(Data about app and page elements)

↓

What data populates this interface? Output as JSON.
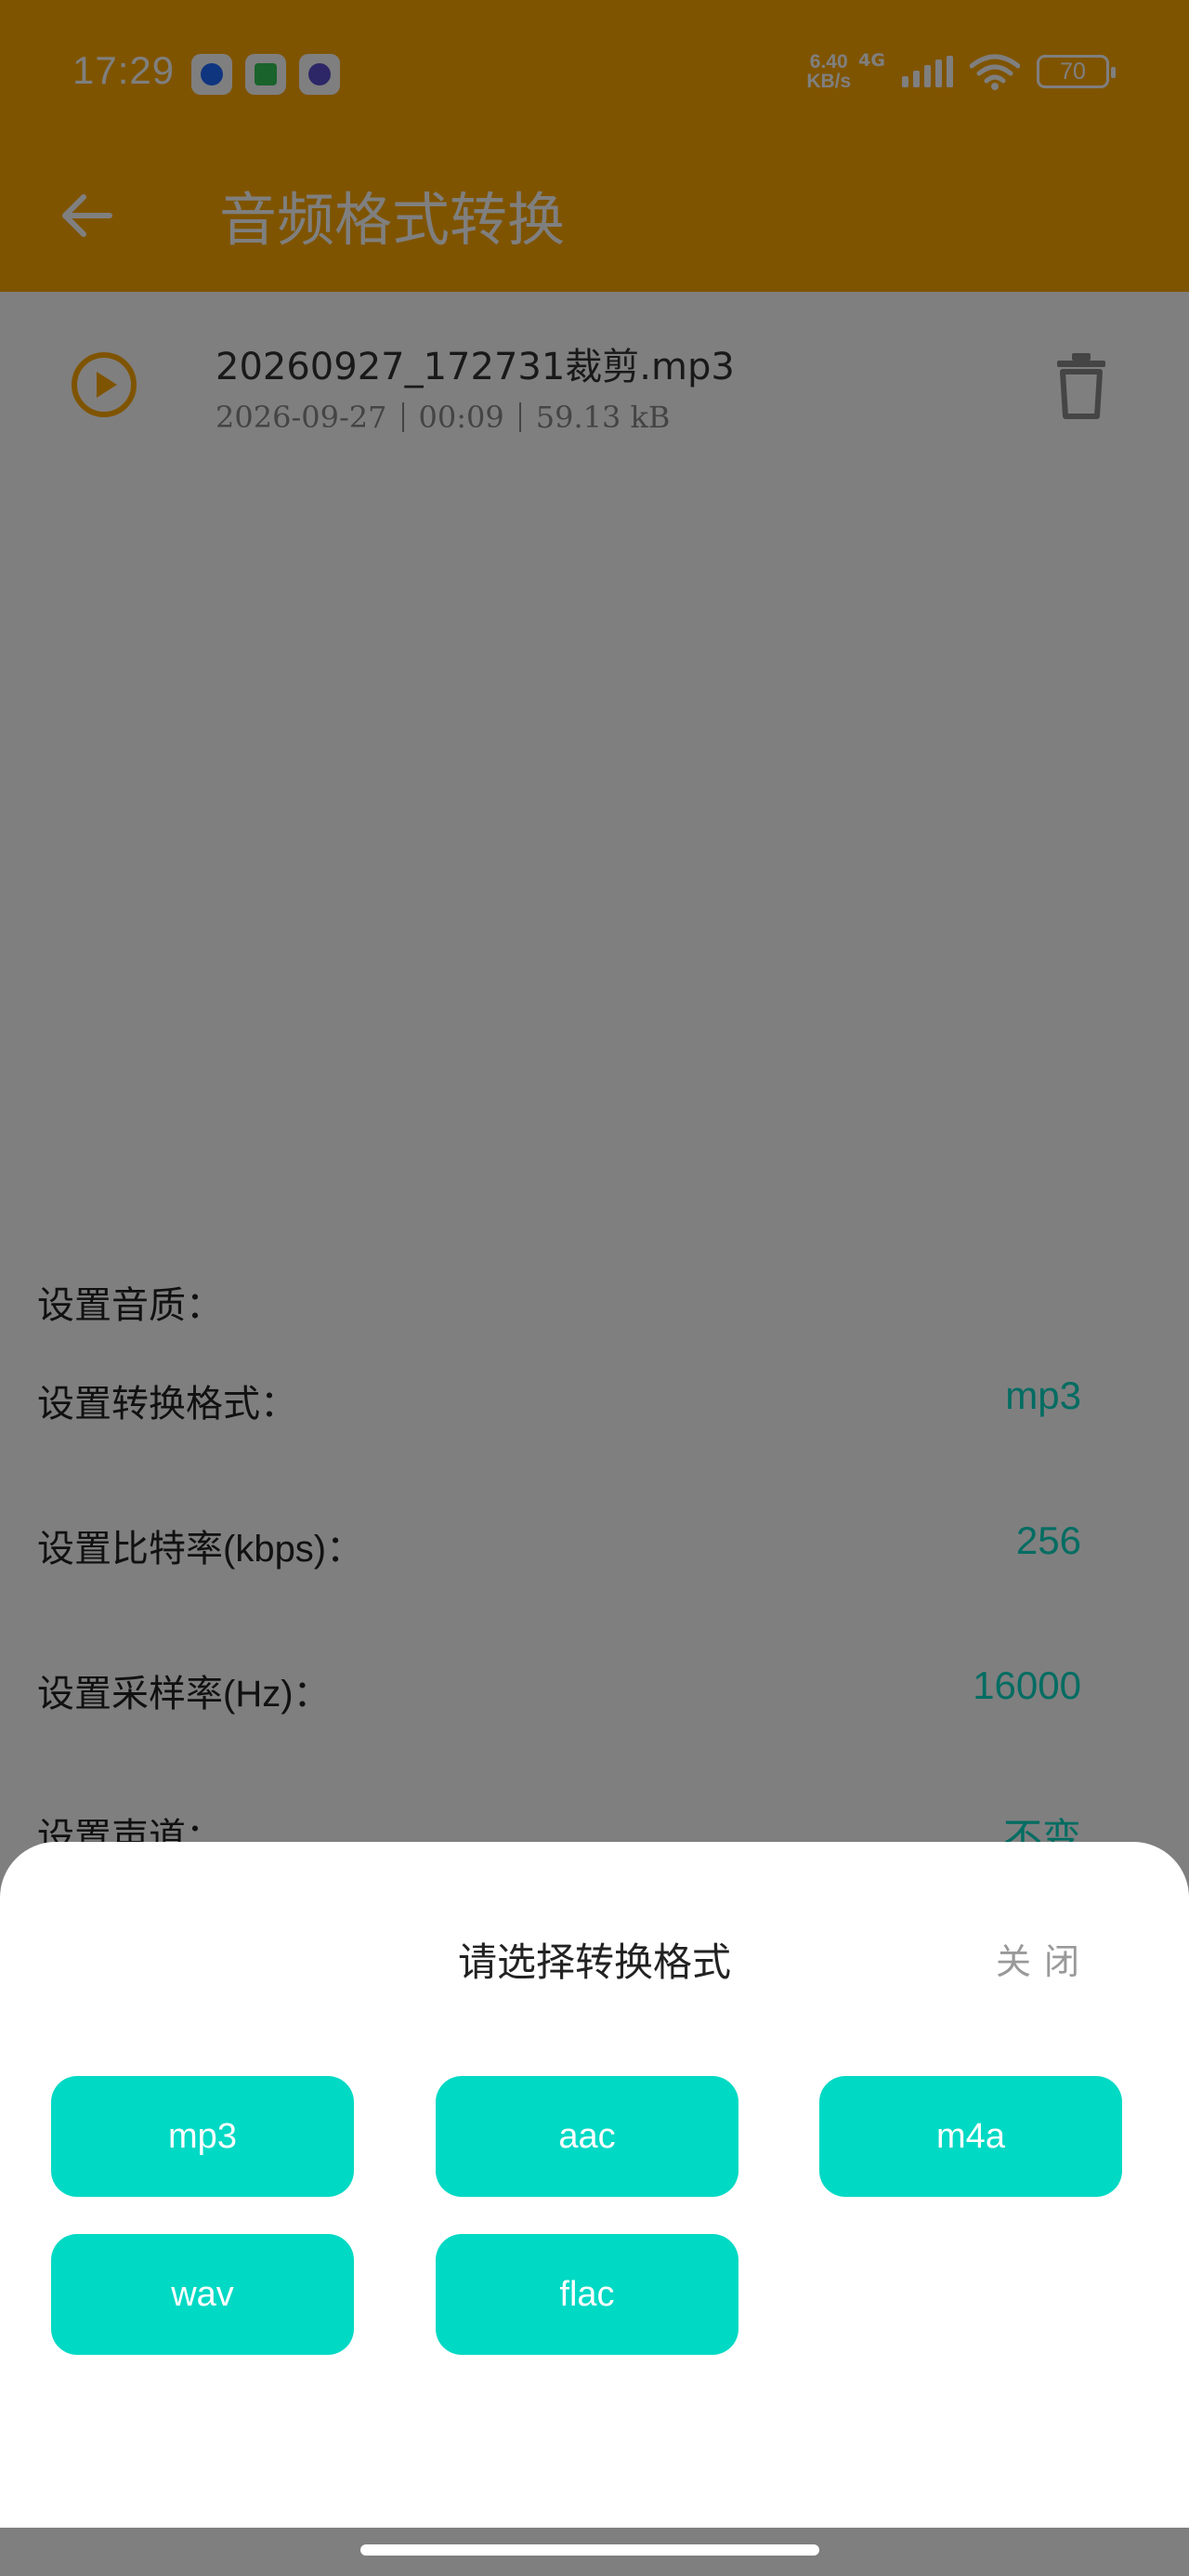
{
  "status_bar": {
    "time": "17:29",
    "net_speed_value": "6.40",
    "net_speed_unit": "KB/s",
    "network_type": "4G",
    "battery": "70",
    "apps": [
      {
        "icon": "blue-app-icon",
        "color": "#1f6bff"
      },
      {
        "icon": "puzzle-app-icon",
        "color": "#34c759"
      },
      {
        "icon": "purple-app-icon",
        "color": "#5b4fcf"
      }
    ]
  },
  "app_bar": {
    "title": "音频格式转换",
    "back_icon": "arrow-left-icon",
    "color": "#fea800"
  },
  "file": {
    "name": "20260927_172731裁剪.mp3",
    "date": "2026-09-27",
    "duration": "00:09",
    "size": "59.13 kB"
  },
  "settings": {
    "section_label": "设置音质：",
    "rows": [
      {
        "label": "设置转换格式：",
        "value": "mp3"
      },
      {
        "label": "设置比特率(kbps)：",
        "value": "256"
      },
      {
        "label": "设置采样率(Hz)：",
        "value": "16000"
      },
      {
        "label": "设置声道：",
        "value": "不变"
      }
    ],
    "value_color": "#00d9c4"
  },
  "sheet": {
    "title": "请选择转换格式",
    "close_label": "关闭",
    "formats": [
      "mp3",
      "aac",
      "m4a",
      "wav",
      "flac"
    ],
    "button_color": "#00d9c4"
  }
}
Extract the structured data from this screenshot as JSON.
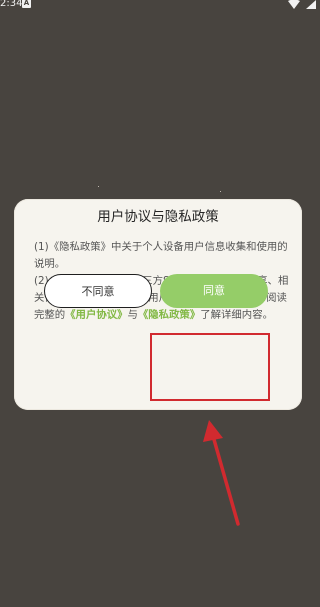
{
  "status_bar": {
    "time": "2:34",
    "app_icon_letter": "A"
  },
  "dialog": {
    "title": "用户协议与隐私政策",
    "paragraph1": "(1)《隐私政策》中关于个人设备用户信息收集和使用的说明。",
    "paragraph2_prefix": "(2)《隐私政策》中与第三方SDK类服务商数据共享、相关信息收集和使用说明。用户协议和隐私政策说明:阅读完整的",
    "user_agreement_link": "《用户协议》",
    "connector": "与",
    "privacy_policy_link": "《隐私政策》",
    "paragraph2_suffix": "了解详细内容。",
    "decline_button": "不同意",
    "agree_button": "同意"
  },
  "colors": {
    "background": "#48443f",
    "dialog_bg": "#f6f4ee",
    "accent_green": "#83b946",
    "agree_button": "#95cd68",
    "highlight_red": "#d12a2f"
  },
  "icons": [
    "wifi-icon",
    "signal-icon",
    "app-notification-icon",
    "arrow-annotation-icon"
  ]
}
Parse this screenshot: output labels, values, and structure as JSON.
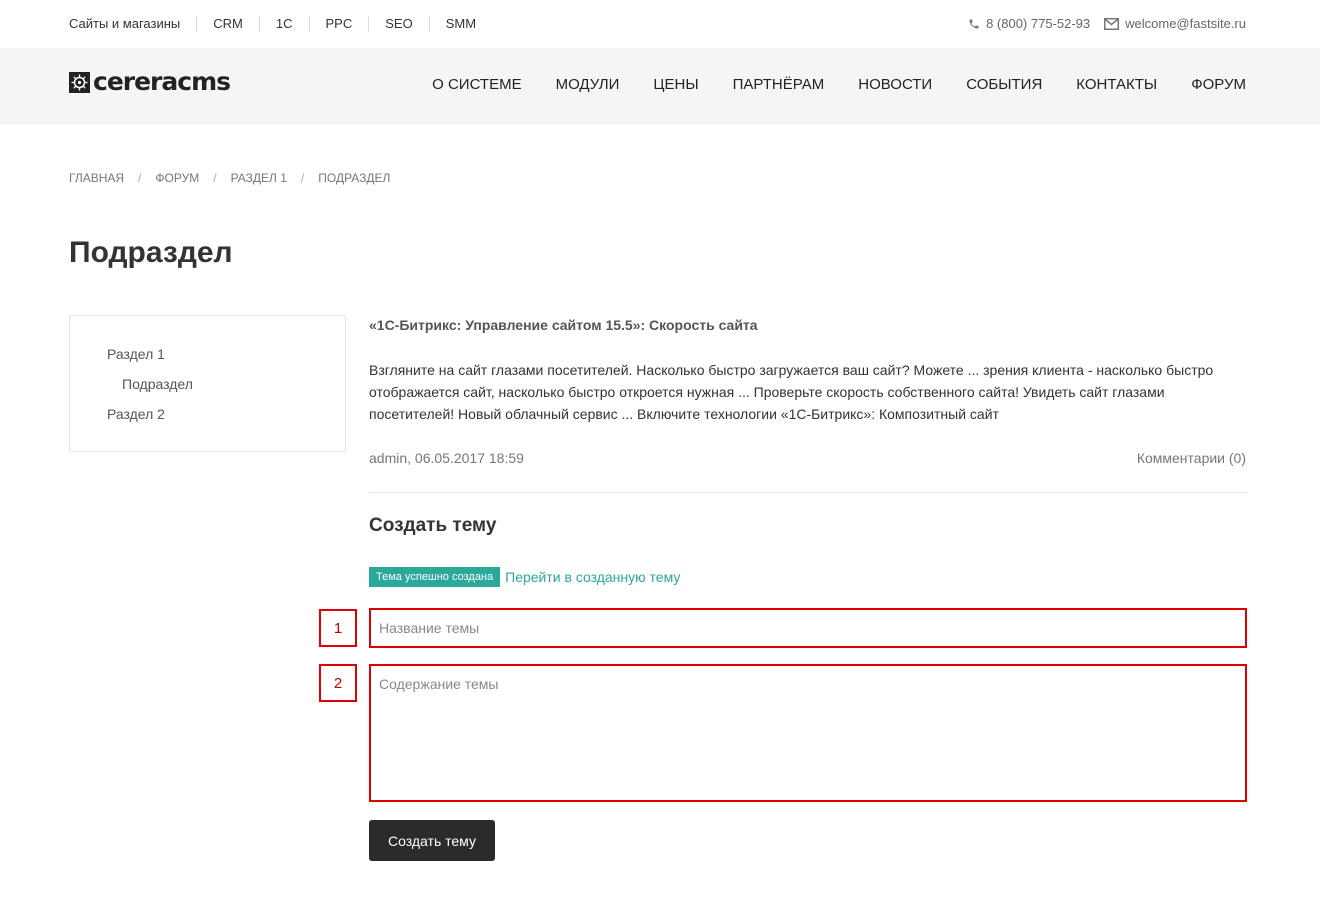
{
  "topbar": {
    "nav": [
      "Сайты и магазины",
      "CRM",
      "1С",
      "PPC",
      "SEO",
      "SMM"
    ],
    "phone": "8 (800) 775-52-93",
    "email": "welcome@fastsite.ru",
    "phone_icon": "phone-icon",
    "email_icon": "envelope-icon"
  },
  "header": {
    "logo_text": "cereracms",
    "nav": [
      "О системе",
      "Модули",
      "Цены",
      "Партнёрам",
      "Новости",
      "События",
      "Контакты",
      "Форум"
    ]
  },
  "breadcrumb": [
    "Главная",
    "Форум",
    "Раздел 1",
    "Подраздел"
  ],
  "page_title": "Подраздел",
  "sidebar": [
    {
      "label": "Раздел 1"
    },
    {
      "label": "Подраздел"
    },
    {
      "label": "Раздел 2"
    }
  ],
  "post": {
    "title": "«1С-Битрикс: Управление сайтом 15.5»: Скорость сайта",
    "body": "Взгляните на сайт глазами посетителей. Насколько быстро загружается ваш сайт? Можете ... зрения клиента - насколько быстро отображается сайт, насколько быстро откроется нужная ... Проверьте скорость собственного сайта! Увидеть сайт глазами посетителей! Новый облачный сервис ... Включите технологии «1С-Битрикс»: Композитный сайт",
    "meta": "admin, 06.05.2017 18:59",
    "comments": "Комментарии (0)"
  },
  "form": {
    "title": "Создать тему",
    "success_badge": "Тема успешно создана",
    "goto_link": "Перейти в созданную тему",
    "name_placeholder": "Название темы",
    "content_placeholder": "Содержание темы",
    "submit_label": "Создать тему",
    "marker_1": "1",
    "marker_2": "2"
  },
  "colors": {
    "accent": "#2aa89a",
    "highlight": "#e00000",
    "button": "#2b2b2b",
    "header_bg": "#f4f5f6"
  }
}
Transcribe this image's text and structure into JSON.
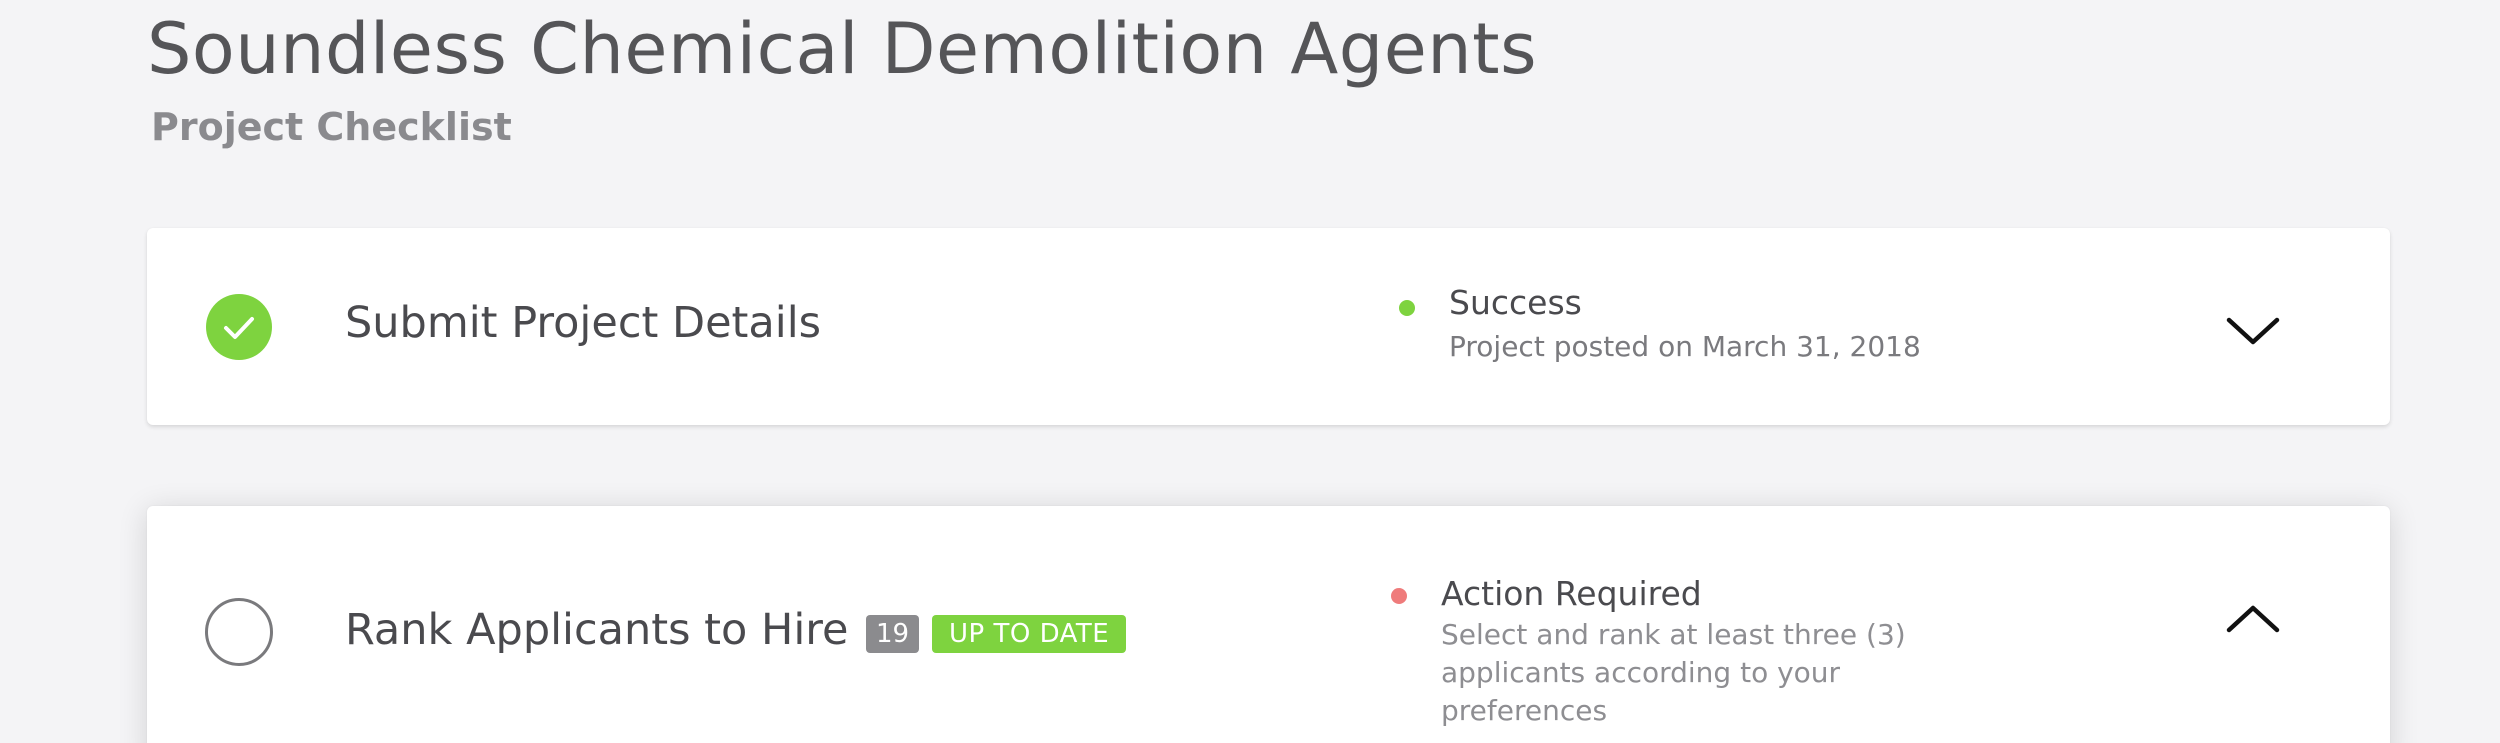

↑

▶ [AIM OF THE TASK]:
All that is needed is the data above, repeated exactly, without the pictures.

▶ [RESULT FOR THIS EXERCISE]:
What data populates this interface? Output as JSON.
{
  "status_bar": {
    "time": "17:29",
    "net_speed_value": "6.40",
    "net_speed_unit": "KB/s",
    "network_type": "4G",
    "battery": "70",
    "apps": [
      {
        "icon": "blue-app-icon",
        "color": "#1f6bff"
      },
      {
        "icon": "puzzle-app-icon",
        "color": "#34c759"
      },
      {
        "icon": "purple-app-icon",
        "color": "#5b4fcf"
      }
    ]
  },
  "app_bar": {
    "title": "音频格式转换",
    "back_icon": "arrow-left-icon",
    "color": "#fea800"
  },
  "file": {
    "name": "20260927_172731裁剪.mp3",
    "date": "2026-09-27",
    "duration": "00:09",
    "size": "59.13 kB"
  },
  "settings": {
    "section_label": "设置音质：",
    "rows": [
      {
        "label": "设置转换格式：",
        "value": "mp3"
      },
      {
        "label": "设置比特率(kbps)：",
        "value": "256"
      },
      {
        "label": "设置采样率(Hz)：",
        "value": "16000"
      },
      {
        "label": "设置声道：",
        "value": "不变"
      }
    ],
    "value_color": "#00d9c4"
  },
  "sheet": {
    "title": "请选择转换格式",
    "close_label": "关闭",
    "formats": [
      "mp3",
      "aac",
      "m4a",
      "wav",
      "flac"
    ],
    "button_color": "#00d9c4"
  }
}
Extract the structured data from this screenshot as JSON.
{
  "status_bar": {
    "time": "2:34",
    "app_icon_letter": "A"
  },
  "dialog": {
    "title": "用户协议与隐私政策",
    "paragraph1": "(1)《隐私政策》中关于个人设备用户信息收集和使用的说明。",
    "paragraph2_prefix": "(2)《隐私政策》中与第三方SDK类服务商数据共享、相关信息收集和使用说明。用户协议和隐私政策说明:阅读完整的",
    "user_agreement_link": "《用户协议》",
    "connector": "与",
    "privacy_policy_link": "《隐私政策》",
    "paragraph2_suffix": "了解详细内容。",
    "decline_button": "不同意",
    "agree_button": "同意"
  },
  "colors": {
    "background": "#48443f",
    "dialog_bg": "#f6f4ee",
    "accent_green": "#83b946",
    "agree_button": "#95cd68",
    "highlight_red": "#d12a2f"
  },
  "icons": [
    "wifi-icon",
    "signal-icon",
    "app-notification-icon",
    "arrow-annotation-icon"
  ]
}
Parse this screenshot: output labels, values, and structure as JSON.
{
  "topbar": {
    "nav": [
      "Сайты и магазины",
      "CRM",
      "1С",
      "PPC",
      "SEO",
      "SMM"
    ],
    "phone": "8 (800) 775-52-93",
    "email": "welcome@fastsite.ru",
    "phone_icon": "phone-icon",
    "email_icon": "envelope-icon"
  },
  "header": {
    "logo_text": "cereracms",
    "nav": [
      "О системе",
      "Модули",
      "Цены",
      "Партнёрам",
      "Новости",
      "События",
      "Контакты",
      "Форум"
    ]
  },
  "breadcrumb": [
    "Главная",
    "Форум",
    "Раздел 1",
    "Подраздел"
  ],
  "page_title": "Подраздел",
  "sidebar": [
    {
      "label": "Раздел 1"
    },
    {
      "label": "Подраздел"
    },
    {
      "label": "Раздел 2"
    }
  ],
  "post": {
    "title": "«1С-Битрикс: Управление сайтом 15.5»: Скорость сайта",
    "body": "Взгляните на сайт глазами посетителей. Насколько быстро загружается ваш сайт? Можете ... зрения клиента - насколько быстро отображается сайт, насколько быстро откроется нужная ... Проверьте скорость собственного сайта! Увидеть сайт глазами посетителей! Новый облачный сервис ... Включите технологии «1С-Битрикс»: Композитный сайт",
    "meta": "admin, 06.05.2017 18:59",
    "comments": "Комментарии (0)"
  },
  "form": {
    "title": "Создать тему",
    "success_badge": "Тема успешно создана",
    "goto_link": "Перейти в созданную тему",
    "name_placeholder": "Название темы",
    "content_placeholder": "Содержание темы",
    "submit_label": "Создать тему",
    "marker_1": "1",
    "marker_2": "2"
  },
  "colors": {
    "accent": "#2aa89a",
    "highlight": "#e00000",
    "button": "#2b2b2b",
    "header_bg": "#f4f5f6"
  }
}
Transcribe this image's text and structure into JSON.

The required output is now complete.